Would you write out the data below exactly, with every line intact?
== EXTRACTED INFORMATION ==
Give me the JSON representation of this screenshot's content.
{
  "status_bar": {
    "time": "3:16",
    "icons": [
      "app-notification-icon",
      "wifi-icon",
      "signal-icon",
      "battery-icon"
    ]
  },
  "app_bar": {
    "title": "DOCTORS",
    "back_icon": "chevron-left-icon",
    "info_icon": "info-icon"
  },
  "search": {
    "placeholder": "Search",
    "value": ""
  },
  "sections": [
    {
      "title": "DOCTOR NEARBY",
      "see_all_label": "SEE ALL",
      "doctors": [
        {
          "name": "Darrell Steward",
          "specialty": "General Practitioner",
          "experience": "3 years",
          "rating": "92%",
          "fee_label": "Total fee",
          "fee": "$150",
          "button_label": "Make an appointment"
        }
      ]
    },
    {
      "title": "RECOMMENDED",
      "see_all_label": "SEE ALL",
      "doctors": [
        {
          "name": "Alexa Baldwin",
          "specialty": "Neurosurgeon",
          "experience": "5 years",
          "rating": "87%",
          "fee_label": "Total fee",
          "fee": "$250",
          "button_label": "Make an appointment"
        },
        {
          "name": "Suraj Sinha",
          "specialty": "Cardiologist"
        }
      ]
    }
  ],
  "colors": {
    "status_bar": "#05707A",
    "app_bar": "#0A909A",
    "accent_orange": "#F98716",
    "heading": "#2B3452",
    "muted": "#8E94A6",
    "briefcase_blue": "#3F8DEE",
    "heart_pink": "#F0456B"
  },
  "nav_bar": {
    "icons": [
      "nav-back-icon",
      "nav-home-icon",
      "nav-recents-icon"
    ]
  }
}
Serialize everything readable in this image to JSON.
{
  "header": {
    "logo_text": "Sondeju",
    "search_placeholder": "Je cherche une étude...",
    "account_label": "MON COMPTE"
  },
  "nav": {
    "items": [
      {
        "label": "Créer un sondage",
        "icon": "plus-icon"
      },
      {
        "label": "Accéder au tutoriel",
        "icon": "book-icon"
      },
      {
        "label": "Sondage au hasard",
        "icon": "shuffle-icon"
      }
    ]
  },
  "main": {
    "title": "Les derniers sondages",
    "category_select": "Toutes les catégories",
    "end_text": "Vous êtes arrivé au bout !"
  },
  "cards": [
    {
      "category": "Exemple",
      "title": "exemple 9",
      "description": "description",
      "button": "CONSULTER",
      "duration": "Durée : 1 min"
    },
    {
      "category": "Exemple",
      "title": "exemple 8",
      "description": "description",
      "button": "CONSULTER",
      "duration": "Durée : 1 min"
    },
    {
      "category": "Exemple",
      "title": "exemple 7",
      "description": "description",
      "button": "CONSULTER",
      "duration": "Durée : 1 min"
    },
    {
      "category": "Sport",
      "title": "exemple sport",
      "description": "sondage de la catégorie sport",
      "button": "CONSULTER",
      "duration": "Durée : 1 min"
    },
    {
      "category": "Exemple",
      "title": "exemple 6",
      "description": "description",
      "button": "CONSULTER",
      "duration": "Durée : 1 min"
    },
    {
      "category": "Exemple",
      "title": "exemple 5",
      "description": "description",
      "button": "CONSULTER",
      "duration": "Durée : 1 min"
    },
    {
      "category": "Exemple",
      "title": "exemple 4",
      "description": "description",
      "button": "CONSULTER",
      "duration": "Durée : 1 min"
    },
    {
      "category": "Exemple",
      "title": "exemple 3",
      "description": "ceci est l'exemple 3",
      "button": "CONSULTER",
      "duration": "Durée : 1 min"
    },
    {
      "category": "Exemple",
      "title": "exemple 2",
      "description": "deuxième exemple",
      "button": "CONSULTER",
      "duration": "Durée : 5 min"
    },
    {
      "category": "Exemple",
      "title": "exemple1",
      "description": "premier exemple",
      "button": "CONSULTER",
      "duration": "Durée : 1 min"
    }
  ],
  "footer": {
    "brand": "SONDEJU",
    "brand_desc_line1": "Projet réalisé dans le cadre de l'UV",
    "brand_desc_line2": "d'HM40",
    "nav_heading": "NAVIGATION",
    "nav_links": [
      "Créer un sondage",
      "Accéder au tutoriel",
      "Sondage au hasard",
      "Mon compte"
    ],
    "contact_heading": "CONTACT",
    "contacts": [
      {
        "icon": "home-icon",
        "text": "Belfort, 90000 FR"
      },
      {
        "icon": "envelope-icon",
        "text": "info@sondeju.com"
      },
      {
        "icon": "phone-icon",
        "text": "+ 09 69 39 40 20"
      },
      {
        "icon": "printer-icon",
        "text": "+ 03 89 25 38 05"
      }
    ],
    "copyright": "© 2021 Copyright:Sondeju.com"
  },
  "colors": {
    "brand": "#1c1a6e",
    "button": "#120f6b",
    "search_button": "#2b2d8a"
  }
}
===
▶ [EXERCISE ANSWER]
Give me the JSON representation of this screenshot's content.
{
  "status_bar": {
    "time": "3:16",
    "icons": [
      "app-notification-icon",
      "wifi-icon",
      "signal-icon",
      "battery-icon"
    ]
  },
  "app_bar": {
    "title": "DOCTORS",
    "back_icon": "chevron-left-icon",
    "info_icon": "info-icon"
  },
  "search": {
    "placeholder": "Search",
    "value": ""
  },
  "sections": [
    {
      "title": "DOCTOR NEARBY",
      "see_all_label": "SEE ALL",
      "doctors": [
        {
          "name": "Darrell Steward",
          "specialty": "General Practitioner",
          "experience": "3 years",
          "rating": "92%",
          "fee_label": "Total fee",
          "fee": "$150",
          "button_label": "Make an appointment"
        }
      ]
    },
    {
      "title": "RECOMMENDED",
      "see_all_label": "SEE ALL",
      "doctors": [
        {
          "name": "Alexa Baldwin",
          "specialty": "Neurosurgeon",
          "experience": "5 years",
          "rating": "87%",
          "fee_label": "Total fee",
          "fee": "$250",
          "button_label": "Make an appointment"
        },
        {
          "name": "Suraj Sinha",
          "specialty": "Cardiologist"
        }
      ]
    }
  ],
  "colors": {
    "status_bar": "#05707A",
    "app_bar": "#0A909A",
    "accent_orange": "#F98716",
    "heading": "#2B3452",
    "muted": "#8E94A6",
    "briefcase_blue": "#3F8DEE",
    "heart_pink": "#F0456B"
  },
  "nav_bar": {
    "icons": [
      "nav-back-icon",
      "nav-home-icon",
      "nav-recents-icon"
    ]
  }
}
Serialize everything readable in this image to JSON.
{
  "header": {
    "logo_text": "Sondeju",
    "search_placeholder": "Je cherche une étude...",
    "account_label": "MON COMPTE"
  },
  "nav": {
    "items": [
      {
        "label": "Créer un sondage",
        "icon": "plus-icon"
      },
      {
        "label": "Accéder au tutoriel",
        "icon": "book-icon"
      },
      {
        "label": "Sondage au hasard",
        "icon": "shuffle-icon"
      }
    ]
  },
  "main": {
    "title": "Les derniers sondages",
    "category_select": "Toutes les catégories",
    "end_text": "Vous êtes arrivé au bout !"
  },
  "cards": [
    {
      "category": "Exemple",
      "title": "exemple 9",
      "description": "description",
      "button": "CONSULTER",
      "duration": "Durée : 1 min"
    },
    {
      "category": "Exemple",
      "title": "exemple 8",
      "description": "description",
      "button": "CONSULTER",
      "duration": "Durée : 1 min"
    },
    {
      "category": "Exemple",
      "title": "exemple 7",
      "description": "description",
      "button": "CONSULTER",
      "duration": "Durée : 1 min"
    },
    {
      "category": "Sport",
      "title": "exemple sport",
      "description": "sondage de la catégorie sport",
      "button": "CONSULTER",
      "duration": "Durée : 1 min"
    },
    {
      "category": "Exemple",
      "title": "exemple 6",
      "description": "description",
      "button": "CONSULTER",
      "duration": "Durée : 1 min"
    },
    {
      "category": "Exemple",
      "title": "exemple 5",
      "description": "description",
      "button": "CONSULTER",
      "duration": "Durée : 1 min"
    },
    {
      "category": "Exemple",
      "title": "exemple 4",
      "description": "description",
      "button": "CONSULTER",
      "duration": "Durée : 1 min"
    },
    {
      "category": "Exemple",
      "title": "exemple 3",
      "description": "ceci est l'exemple 3",
      "button": "CONSULTER",
      "duration": "Durée : 1 min"
    },
    {
      "category": "Exemple",
      "title": "exemple 2",
      "description": "deuxième exemple",
      "button": "CONSULTER",
      "duration": "Durée : 5 min"
    },
    {
      "category": "Exemple",
      "title": "exemple1",
      "description": "premier exemple",
      "button": "CONSULTER",
      "duration": "Durée : 1 min"
    }
  ],
  "footer": {
    "brand": "SONDEJU",
    "brand_desc_line1": "Projet réalisé dans le cadre de l'UV",
    "brand_desc_line2": "d'HM40",
    "nav_heading": "NAVIGATION",
    "nav_links": [
      "Créer un sondage",
      "Accéder au tutoriel",
      "Sondage au hasard",
      "Mon compte"
    ],
    "contact_heading": "CONTACT",
    "contacts": [
      {
        "icon": "home-icon",
        "text": "Belfort, 90000 FR"
      },
      {
        "icon": "envelope-icon",
        "text": "info@sondeju.com"
      },
      {
        "icon": "phone-icon",
        "text": "+ 09 69 39 40 20"
      },
      {
        "icon": "printer-icon",
        "text": "+ 03 89 25 38 05"
      }
    ],
    "copyright": "© 2021 Copyright:Sondeju.com"
  },
  "colors": {
    "brand": "#1c1a6e",
    "button": "#120f6b",
    "search_button": "#2b2d8a"
  }
}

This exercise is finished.